Experience from around the developing world has shown that smallholder land users can be efficient producers of environmental services of value to larger communities and societies. However, experience also shows that the international and national institutions that govern PES are often designed in ways that entail transaction costs that cannot be feasibly met by individual smallholders. Collective action can provide a mechanism for farmers to coordinate actions over large areas to provide environmental services such as biodiversity and watershed protection. Collective action also offers the potential to reduce the costs of monitoring and certification usually required to obtain payments for the services. However, the nature of the environmental services will influence the scale and type of collective action needed, the bargaining power of smallholders, and the investment or reinvestment requirements.
The relationships between property rights and environmental services are more complex. The creation of PES institutions itself actually represents the creation of new forms of property and responsibility, with all of the tensions and tradeoffs that are entailed. How are balances struck, for example, between people s responsibilities not to pollute and the need to compensate people for foregoing polluting activities? What about balances between constitutional rights to safe environment and the right to earn a livelihood?

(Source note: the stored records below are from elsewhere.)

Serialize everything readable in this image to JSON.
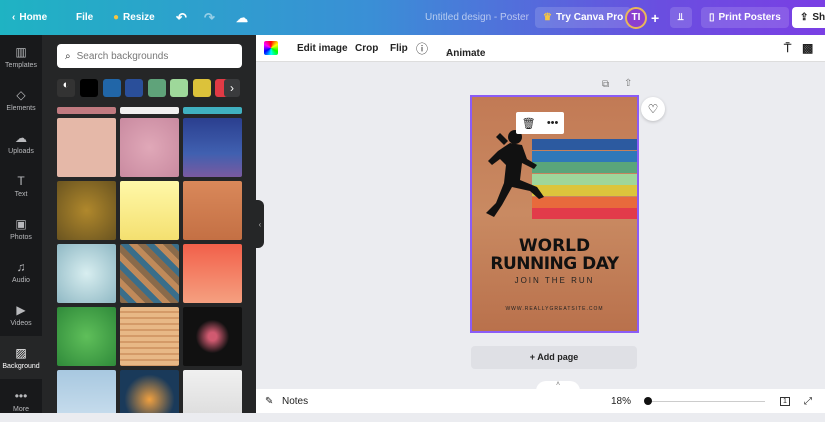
{
  "topbar": {
    "home": "Home",
    "file": "File",
    "resize": "Resize",
    "title": "Untitled design - Poster",
    "try_pro": "Try Canva Pro",
    "avatar": "TI",
    "print": "Print Posters",
    "share": "Sh"
  },
  "rail": [
    {
      "label": "Templates",
      "icon": "▥"
    },
    {
      "label": "Elements",
      "icon": "◇"
    },
    {
      "label": "Uploads",
      "icon": "☁"
    },
    {
      "label": "Text",
      "icon": "T"
    },
    {
      "label": "Photos",
      "icon": "▣"
    },
    {
      "label": "Audio",
      "icon": "♫"
    },
    {
      "label": "Videos",
      "icon": "▶"
    },
    {
      "label": "Background",
      "icon": "▨"
    },
    {
      "label": "More",
      "icon": "•••"
    }
  ],
  "panel": {
    "search_placeholder": "Search backgrounds",
    "swatches": [
      "#000000",
      "#2166a8",
      "#2a4f9a",
      "#5fa37a",
      "#9ed89a",
      "#dcc23a",
      "#e03a45"
    ]
  },
  "toolbar": {
    "edit_image": "Edit image",
    "crop": "Crop",
    "flip": "Flip",
    "animate": "Animate"
  },
  "poster": {
    "title1": "WORLD",
    "title2": "RUNNING DAY",
    "subtitle": "JOIN THE RUN",
    "url": "WWW.REALLYGREATSITE.COM",
    "stripes": [
      "#2c5aa0",
      "#2f78b8",
      "#5aa57a",
      "#9fd69a",
      "#dcc53c",
      "#e86a3c",
      "#e23b4a"
    ]
  },
  "canvas": {
    "add_page": "+ Add page"
  },
  "bottom": {
    "notes": "Notes",
    "zoom": "18%",
    "page": "1"
  }
}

In carbon sequestration arrangements, secure property rights are often seen as a necessary pre-condition for binding contracts, even though collective forms of property may generate high quality environmental services. On the other hand, environmental services can influence property rights, notably where land or water tenure are given as rewards for certain types of services, land use, or stewardship. The type of environmental service, and the possibility of exclusion it provides, is also likely to influence the type of property rights.
This paper presents a conceptual framework that clarifies the inter-linkages between property rights, collective action, payment for environmental services, and the welfare of smallholder land users. The framework is centered on concerns of function and welfare effects of PES. The functional perspective clarifies the effects of collective action and property rights institutions on the supply of environmental services. The welfare perspective considers smallholders as one of several potential sources of supply, sometimes directly competing against large landowners and public sector providers. Using this conceptual framework can help to identify conditions under which smallholders are likely to be able to participate in payment for environmental services schemes. Greater consideration of the linkages between PES and other rural institutions can lead to more equitable outcomes, particularly by 1) suggesting how collective action can be used to overcome transaction costs and barriers to participation by smallholders, and 2) identifying mechanisms through which managers of small private parcels or areas of common property can be rewarded for environmental stewardship through PES.